Aircraft, long a respite from the constant contact allowed by smartphones, are finally getting connected. Many travelers are already celebrating the newly-relaxed Federal Aviation Administration rules, which allow passengers to use their electronic devices throughout their flights without incurring flight attendants’ wrath.
Gogo, which provides in-flight Internet connections on many major airlines, is giving tech-savvy passengers yet another reason for joy: It’s just about ready to roll out a new app that will allow passengers to exchange text messages with groundlings while they’re tens of thousands of feet in the air.
Here’s how it works: iPhone and Android users (sorry, BlackBerry owners) can install an app that, when opened, looks like a typical texting app. The app asks for permission to access the phone’s contacts list, then lets users seamlessly exchange texts with friends and family. Recipients need not know the text sender is airborne, as the texts appear as they normally would; there’s no need for recipients to also download the app, either.
The app uses airplanes’ pre-existing Wi-Fi systems, which Gogo’s Director of PR & Communications Steve Nolan said was a major selling point with air carriers. More than 2,000 commercial aircraft are already equipped with Gogo’s in-flight Internet system.
Currently in beta and dubbed “Gogo Text & Talk,” the service will likely be rebranded as Gogo Text for the voice call-phobic American air carriers. Gogo recently gave this reporter the chance to try it out aboard its “Gogo Inflight Lab,” a specially-fitted Bombardier Challenger 604 Gogo uses to test its equipment and software.
Flying out from New Jersey’s Newark Liberty Airport, the jet’s Wi-Fi system turned on at 10,000 feet — the same as it would on a commercial flight — and I opened the app. I had to reset my phone once after the app crashed, but once I was past that problem, the app worked mostly as advertised while zipping over Connecticut and New York’s Hudson Valley.
One strange problem: The texts I received would go to my iPhone’s regular inbox, not the Gogo app, and I was sure to test the app with a friend who wasn’t using iMessage. The app is still in beta, so the company has time to sort out minor issues like these. It should also be noted that services that look like SMS text messages but are more advanced — like Apple’s iMessage and competitor WhatsApp — can already be used over aircraft in-flight Internet systems.
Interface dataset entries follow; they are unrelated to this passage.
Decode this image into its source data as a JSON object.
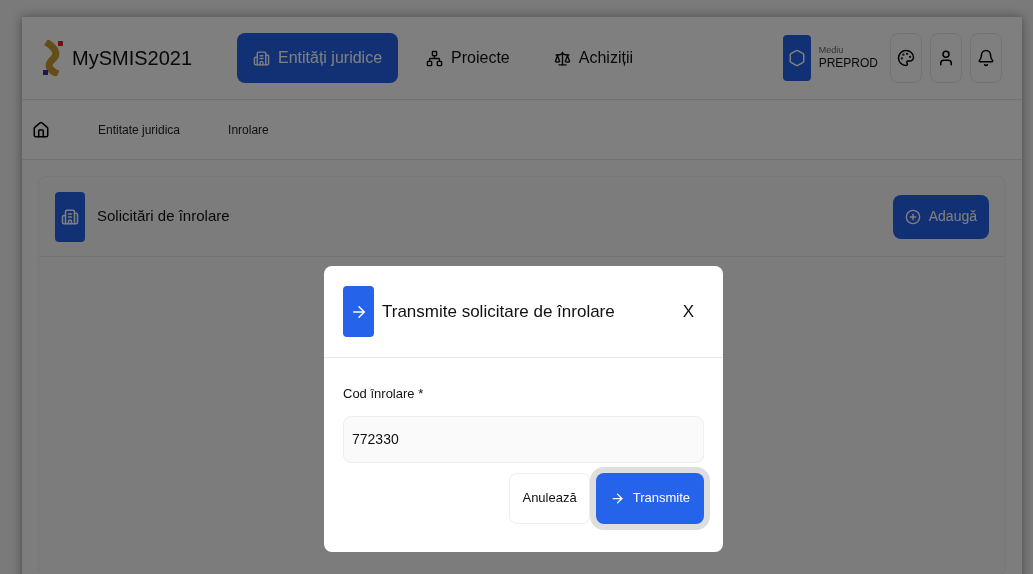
{
  "header": {
    "logo_text": "MySMIS2021",
    "nav": [
      {
        "label": "Entități juridice",
        "selected": true,
        "kind": "building"
      },
      {
        "label": "Proiecte",
        "selected": false,
        "kind": "tree"
      },
      {
        "label": "Achiziții",
        "selected": false,
        "kind": "scale"
      }
    ],
    "environment": {
      "label": "Mediu",
      "value": "PREPROD"
    }
  },
  "breadcrumb": [
    "Entitate juridica",
    "Inrolare"
  ],
  "panel": {
    "title": "Solicitări de înrolare",
    "add_button": "Adaugă"
  },
  "dialog": {
    "title": "Transmite solicitare de înrolare",
    "close": "X",
    "field": {
      "label": "Cod înrolare *",
      "value": "772330"
    },
    "cancel_button": "Anulează",
    "submit_button": "Transmite"
  }
}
Gogo is hoping to roll out the in-flight text services by the first quarter of 2014. Nolan said that “every airline” the company currently has a partnership with is interested in adding the service, and the company believes the demand exists on the consumer end as well. However, Gogo is still determining a business model: It may charge users for the app download, or it may ask users to buy service in-flight at a lower price than it charges for full Wi-Fi connectivity. For some, a small charge would likely be well worth maintaining ground contact while soaring the friendly skies. Others, though, might see fit to leave flights an airborne island of isolation.